Mortal Kombat 1’s strange position as a timeline reset, which also acknowledges the events of Mortal Kombat 11, presents an interesting mix of old and new in its mechanics and roster. Despite what the title implies, this is not exactly a remake of the very first game in the series from 1992; while there are roster mainstays from that era, such as Liu Kang, Sonya Blade and Sub-Zero, some other fan-favourites and wildcards from subsequent games, like Li Mei and pre-robot arms Jax, have also been included. At least as far as the beta is concerned, much of the extensive character customisation and variant movesets for each character that Mortal Kombats X and 11 introduced have been stripped out, leading to a fighting game that harkens back to the simpler days of old in some respects.
Where Mortal Kombat 1 makes up for the lack of customisation is the implementation of the Kameo system. Kameos are assist fighters whom you pick alongside your main fighter. They function not unlike the tag system in the Marvel vs Capcom series, albeit without the full ability to tag out and swap which character you are playing as. Kameos can be summoned to augment your kombos and land extra hits, or tank a hit that was intended for you. They also play a part in the Fatal Blow system returning from MK11, where players on the brink of defeat can trigger a powerful super move that combines both your fighter and Kameo to damage your opponent. Kameo attacks operate on a fairly quick cooldown, which ensures their frequent use without allowing you to sit back and let them do all the work.

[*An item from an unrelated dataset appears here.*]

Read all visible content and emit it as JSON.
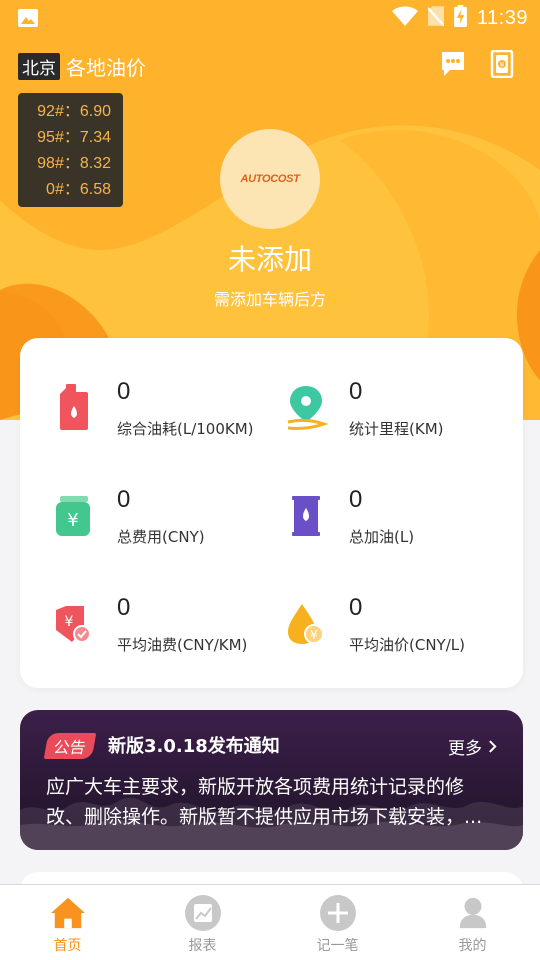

The Kameo system is a fun addition to the gameplay which I feel will only grow in depth once players have the game’s full roster to experiment with. Any Kameo can be paired with any fighter, leading to some intriguing combinations, such as freezing someone in place with Sub-Zero to tee them up for Jax’s powerful area-of-effect slam attack.

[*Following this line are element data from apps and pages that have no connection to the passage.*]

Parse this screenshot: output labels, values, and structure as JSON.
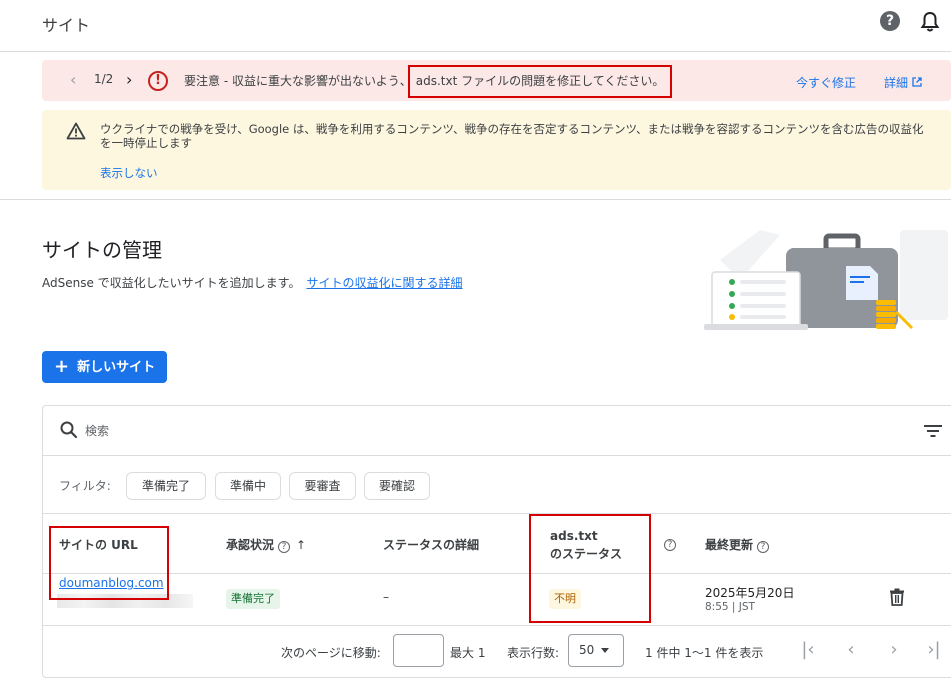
{
  "header": {
    "title": "サイト"
  },
  "alert_pink": {
    "pager": "1/2",
    "message_before": "要注意 - 収益に重大な影響が出ないよう、",
    "message_highlight": "ads.txt ファイルの問題を修正してください。",
    "fix_label": "今すぐ修正",
    "detail_label": "詳細"
  },
  "alert_yellow": {
    "message": "ウクライナでの戦争を受け、Google は、戦争を利用するコンテンツ、戦争の存在を否定するコンテンツ、または戦争を容認するコンテンツを含む広告の収益化を一時停止します",
    "dismiss_label": "表示しない"
  },
  "page": {
    "title": "サイトの管理",
    "description": "AdSense で収益化したいサイトを追加します。",
    "learn_link": "サイトの収益化に関する詳細",
    "new_site_label": "新しいサイト"
  },
  "table": {
    "search_placeholder": "検索",
    "filter_label": "フィルタ:",
    "chips": [
      "準備完了",
      "準備中",
      "要審査",
      "要確認"
    ],
    "columns": {
      "site_url": "サイトの URL",
      "approval": "承認状況",
      "status_detail": "ステータスの詳細",
      "ads_line1": "ads.txt",
      "ads_line2": "のステータス",
      "last_updated": "最終更新"
    },
    "rows": [
      {
        "url": "doumanblog.com",
        "approval": "準備完了",
        "status_detail": "–",
        "ads_status": "不明",
        "date": "2025年5月20日",
        "time": "8:55 | JST"
      }
    ]
  },
  "footer": {
    "goto_label": "次のページに移動:",
    "max_label": "最大 1",
    "rows_label": "表示行数:",
    "rows_value": "50",
    "count_label": "1 件中 1〜1 件を表示"
  },
  "colors": {
    "primary": "#1a73e8",
    "error": "#c5221f",
    "annotation": "#d50000"
  }
}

Having a second fighter to trigger attacks while your main fighter is mid-kombo or in a recovery animation also noticeably speeds up the game’s pace. I’m sure these mechanics will bring a tonne of depth to higher-level play if Mortal Kombat 1 makes an impression with that crowd.

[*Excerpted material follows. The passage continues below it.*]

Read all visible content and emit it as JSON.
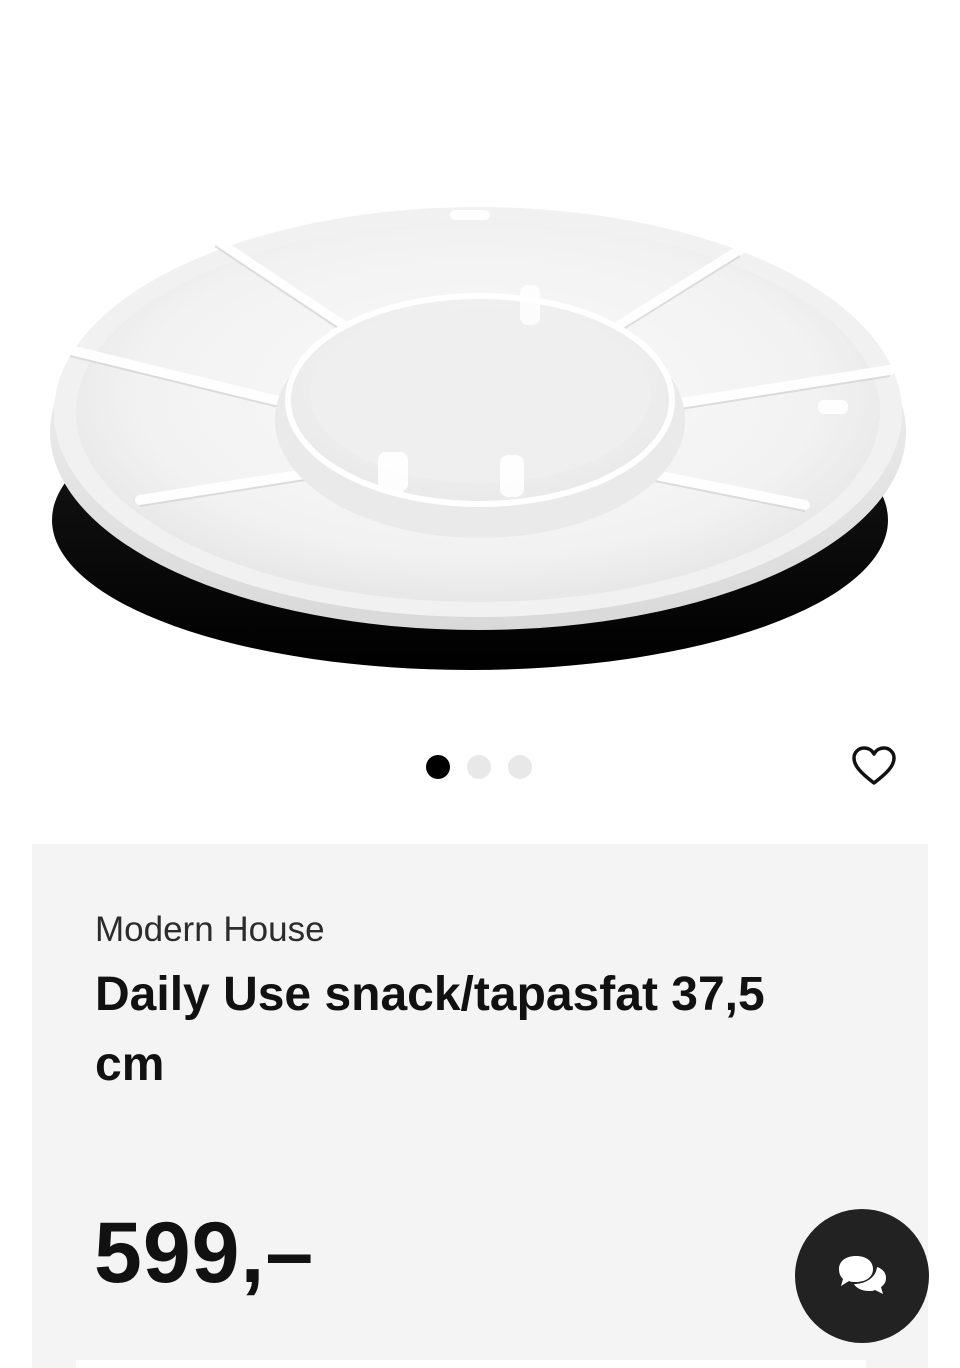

The rest of the Mortal Kombat experience feels as polished as ever. The series’ trademark Fatalities and Brutalities are suitably graphic and over-the-top, whether it is Li Mei turning her opponent’s head into a firework or Johnny Cage smashing his foe’s face into the Hollywood Walk of Fame. What’s more, you can choose to pull off your Kameo fighter’s Fatality instead, which at least presents a bit more variety in the finishing moves. The Fatality moves aren’t terribly hard to pull off this time around, which may irritate series purists. However, considering how much the spectacular death animations are a core part of the Mortal Kombat trademark, I’m satisfied that more players of varying skill and experience levels will be able to regularly enjoy them.
Admittedly, the beta could have stood to be a bit more feature-rich in some areas. NetherRealm’s previous fighting games have been known for their detailed tutorials and training modes. These have been generally pretty excellent in easing players into 2D fighting games, a genre that can otherwise be fairly impenetrable for newcomers. There isn’t one here, despite how much the Kameo system overhauls the gameplay, which made the difference between fighting CPU fighters and more skilled online players feel even more stark than usual. Also, while a small roster for a beta is certainly forgivable, more than only two stages to fight in might have made my experience feel a bit more varied.
Overall, the Mortal Kombat 1 beta left me excited about where the game is headed. I was initially concerned that its back-to-basics approach to its roster and mechanics would strip out a lot of the depth and wealth of content found in Mortal Kombat 11, but I shouldn’t have worried. The Kameo system feels like just what the series needed to give Mortal Kombat 1 its own identity and a new spin on an established fighting game formula. While the beta only gave a small insight into how these new mechanics will really play out once the full roster and suite of mechanics is accessible, it has certainly given Mortal Kombat fans a lot to look forward to.
Mortal Kombat 1 will be released on September 19th, 2023 onto PC, PS5, Xbox Series X|S and Nintendo Switch.